This can go on for days, weeks, months, sometimes even years before the brain picks back up on serotonin production. But this wears down over time, the brain recovering less and less each time. Eventually a person with depression will need serious help. I strongly believe that medications that aide the production of serotonin should be a central component of this care.

I know all of this so well because I live with it in my brain, and I have for most of my life.
The point of this post is that I have been seeing lots of comments here on FB in relation to Chester Bennington’s death; saying that they don’t understand how he could have been so depressed when he was a popular, world famous, multi-millionaire rock-star.
So I hope I have successfully educated some of you reading this, and hopefully you will now be able to star more effectively helping those that live with the disease of depression. Remember, telling us to ‘just get over it’, isn’t helpful at all; we’d love, but we can’t, our brains have a disease that prevent it from functioning properly.

-Mike Guy

Gentle squishes, positive light. from Audrey Straker


Spa concept

written to me from my dear friend Audrey Straker

“Gentle squishes, positive light. As a fellow chronic disease sufferer I won’t tell you to feel better soon because it is not possible, I won’t say stay positive, not possible, I won’t say push through it all, not possible. I will say be gentle with yourself, I will say lose the guilty feelings, I will say take whatever is necessary to get through a day, I will say I am always your friend even in your absence because I live the same way you have to.”

This touched me so deeply, because those who are suffering from chronic illness are the only ones who can truly understand that our battle is never going to be over. There is no cure. Lots of surgeries, pain, fatigue and the list goes on and on. Some say that God only gives us what we can handle or it makes us stronger. The truth is that we weren’t chosen for any of this because of our strength, we just have to go on because there is no alternative. We are not heroes or special at all. For what ever reason life decided to serve us up a cart load of lemons and we have no choice in the matter.

We have days where we feel positive and want to interact and can do a little more than other days. But, we also have days where we cry, and ask “why me”. When our own bodies are attacking us internally, it makes for a very wicked brew emotionally. There are not enough pain pills to ever get rid of all the pain. And the ones we do take, wont work very well if taken for long periods of time. Still we manage to move forward. We keep our tears hidden for the most part. Nobody can see the emotional scars that we carry. We become an emotional broken mess inside, and yet we try to hide it all with a smile. We know that most people just do not know how to handle our struggles. It makes people uncomfortable, and I do understand that. It is hard to comfort someone when you truly can’t do anything to help.

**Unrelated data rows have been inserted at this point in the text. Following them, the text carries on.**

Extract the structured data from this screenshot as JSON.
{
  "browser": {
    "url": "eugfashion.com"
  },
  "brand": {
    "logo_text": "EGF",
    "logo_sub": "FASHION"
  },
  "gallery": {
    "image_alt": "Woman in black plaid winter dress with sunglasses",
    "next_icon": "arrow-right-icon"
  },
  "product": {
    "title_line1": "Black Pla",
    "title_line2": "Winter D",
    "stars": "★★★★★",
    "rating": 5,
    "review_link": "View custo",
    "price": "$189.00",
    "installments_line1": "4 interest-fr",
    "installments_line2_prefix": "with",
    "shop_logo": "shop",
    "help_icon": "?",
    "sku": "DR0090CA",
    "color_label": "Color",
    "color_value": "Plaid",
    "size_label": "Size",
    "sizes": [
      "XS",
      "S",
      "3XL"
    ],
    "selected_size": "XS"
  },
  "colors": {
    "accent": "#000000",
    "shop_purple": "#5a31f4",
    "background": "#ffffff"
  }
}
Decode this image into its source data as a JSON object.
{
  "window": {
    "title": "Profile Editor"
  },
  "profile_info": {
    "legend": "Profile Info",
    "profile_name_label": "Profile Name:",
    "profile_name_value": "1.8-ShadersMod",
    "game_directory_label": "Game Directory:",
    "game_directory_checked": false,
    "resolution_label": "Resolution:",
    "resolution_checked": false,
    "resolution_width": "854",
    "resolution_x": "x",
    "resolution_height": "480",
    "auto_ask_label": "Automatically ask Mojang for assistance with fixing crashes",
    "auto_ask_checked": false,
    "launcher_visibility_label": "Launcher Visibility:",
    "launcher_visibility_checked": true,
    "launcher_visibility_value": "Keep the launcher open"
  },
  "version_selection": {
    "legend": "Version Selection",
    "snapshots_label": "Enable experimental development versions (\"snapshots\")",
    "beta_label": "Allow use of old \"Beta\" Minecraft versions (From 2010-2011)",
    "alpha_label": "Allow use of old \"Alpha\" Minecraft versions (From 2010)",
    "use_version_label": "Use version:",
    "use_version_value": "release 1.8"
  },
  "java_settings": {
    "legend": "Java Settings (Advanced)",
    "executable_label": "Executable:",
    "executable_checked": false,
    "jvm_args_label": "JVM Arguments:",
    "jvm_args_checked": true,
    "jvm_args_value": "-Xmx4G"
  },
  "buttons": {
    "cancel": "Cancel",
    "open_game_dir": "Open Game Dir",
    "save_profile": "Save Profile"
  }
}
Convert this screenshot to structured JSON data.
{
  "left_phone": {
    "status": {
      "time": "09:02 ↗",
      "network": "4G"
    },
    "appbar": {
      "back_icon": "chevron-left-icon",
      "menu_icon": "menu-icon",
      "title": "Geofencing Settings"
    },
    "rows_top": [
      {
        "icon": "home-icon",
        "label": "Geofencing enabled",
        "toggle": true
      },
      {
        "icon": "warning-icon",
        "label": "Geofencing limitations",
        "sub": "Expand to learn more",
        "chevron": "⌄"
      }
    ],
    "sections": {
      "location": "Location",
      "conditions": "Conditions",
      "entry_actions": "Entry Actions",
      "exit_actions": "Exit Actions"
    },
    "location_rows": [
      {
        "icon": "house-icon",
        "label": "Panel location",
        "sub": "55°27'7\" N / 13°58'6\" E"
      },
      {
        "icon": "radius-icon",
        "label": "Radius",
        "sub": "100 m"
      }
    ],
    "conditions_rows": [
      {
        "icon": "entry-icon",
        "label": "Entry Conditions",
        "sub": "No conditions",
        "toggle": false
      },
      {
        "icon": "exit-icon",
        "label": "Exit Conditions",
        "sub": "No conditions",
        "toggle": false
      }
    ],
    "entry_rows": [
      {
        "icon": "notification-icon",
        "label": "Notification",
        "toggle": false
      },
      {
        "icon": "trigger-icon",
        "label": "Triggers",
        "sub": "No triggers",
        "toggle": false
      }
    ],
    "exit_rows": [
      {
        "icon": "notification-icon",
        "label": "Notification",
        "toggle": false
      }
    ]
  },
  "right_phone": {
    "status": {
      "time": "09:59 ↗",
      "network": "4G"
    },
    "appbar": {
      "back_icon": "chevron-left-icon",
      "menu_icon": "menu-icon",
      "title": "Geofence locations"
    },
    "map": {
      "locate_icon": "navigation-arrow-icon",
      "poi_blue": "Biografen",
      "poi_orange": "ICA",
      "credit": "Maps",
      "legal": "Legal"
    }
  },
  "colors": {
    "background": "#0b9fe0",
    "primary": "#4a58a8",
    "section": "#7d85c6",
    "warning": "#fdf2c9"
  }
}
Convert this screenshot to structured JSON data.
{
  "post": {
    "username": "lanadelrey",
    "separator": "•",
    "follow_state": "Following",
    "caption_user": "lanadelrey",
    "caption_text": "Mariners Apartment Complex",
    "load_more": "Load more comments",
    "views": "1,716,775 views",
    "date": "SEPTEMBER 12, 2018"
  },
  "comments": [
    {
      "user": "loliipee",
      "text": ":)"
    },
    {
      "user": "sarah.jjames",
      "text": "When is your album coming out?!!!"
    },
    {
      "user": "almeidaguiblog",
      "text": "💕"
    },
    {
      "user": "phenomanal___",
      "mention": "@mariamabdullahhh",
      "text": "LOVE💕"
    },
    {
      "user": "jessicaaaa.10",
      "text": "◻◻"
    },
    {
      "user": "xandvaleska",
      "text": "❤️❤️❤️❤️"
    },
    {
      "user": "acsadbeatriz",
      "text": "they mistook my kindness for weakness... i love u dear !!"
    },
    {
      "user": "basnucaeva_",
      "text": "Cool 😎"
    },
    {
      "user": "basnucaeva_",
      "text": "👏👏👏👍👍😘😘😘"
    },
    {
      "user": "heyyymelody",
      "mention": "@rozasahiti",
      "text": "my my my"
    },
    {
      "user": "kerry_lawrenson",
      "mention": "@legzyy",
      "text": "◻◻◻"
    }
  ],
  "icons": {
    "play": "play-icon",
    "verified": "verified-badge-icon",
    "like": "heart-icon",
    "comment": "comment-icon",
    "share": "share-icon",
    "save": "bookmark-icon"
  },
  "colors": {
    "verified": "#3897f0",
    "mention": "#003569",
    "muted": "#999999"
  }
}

So for all those who are suffering, please know that you are not alone. There are many of us who do understand and the only way we can help one another is to talk about it. Find groups or others who also have chronic illnesses. Please trust me when I say, it makes a huge difference having someone who understands what you are dealing with. When we have these ailments one of the things we all tend to do, is seclude ourselves and that can hurt us even more emotionally.

So in my dear friend Audrey Straker’s words….”Be gentle with yourself, loose the guilt and do whatever is necessary to get through the day”

Gentle hugs, Deborah

Dominion: The Power of Man, the Suffering of Animals, and the Call to Mercy’


Saw this on my dear friend Bonnie Grafton’s page

“Animals are more than ever a test of our character, of mankind’s capacity for empathy and for decent, honorable conduct and faithful stewardship. We are called to treat them with kindness, not because they have rights or power or some claim to equality, but in a sense because they don’t; because they all stand unequal and powerless before us.”

— Matthew Scully fr ‘ Dominion: The Power of Man, the Suffering of Animals, and the Call to Mercy’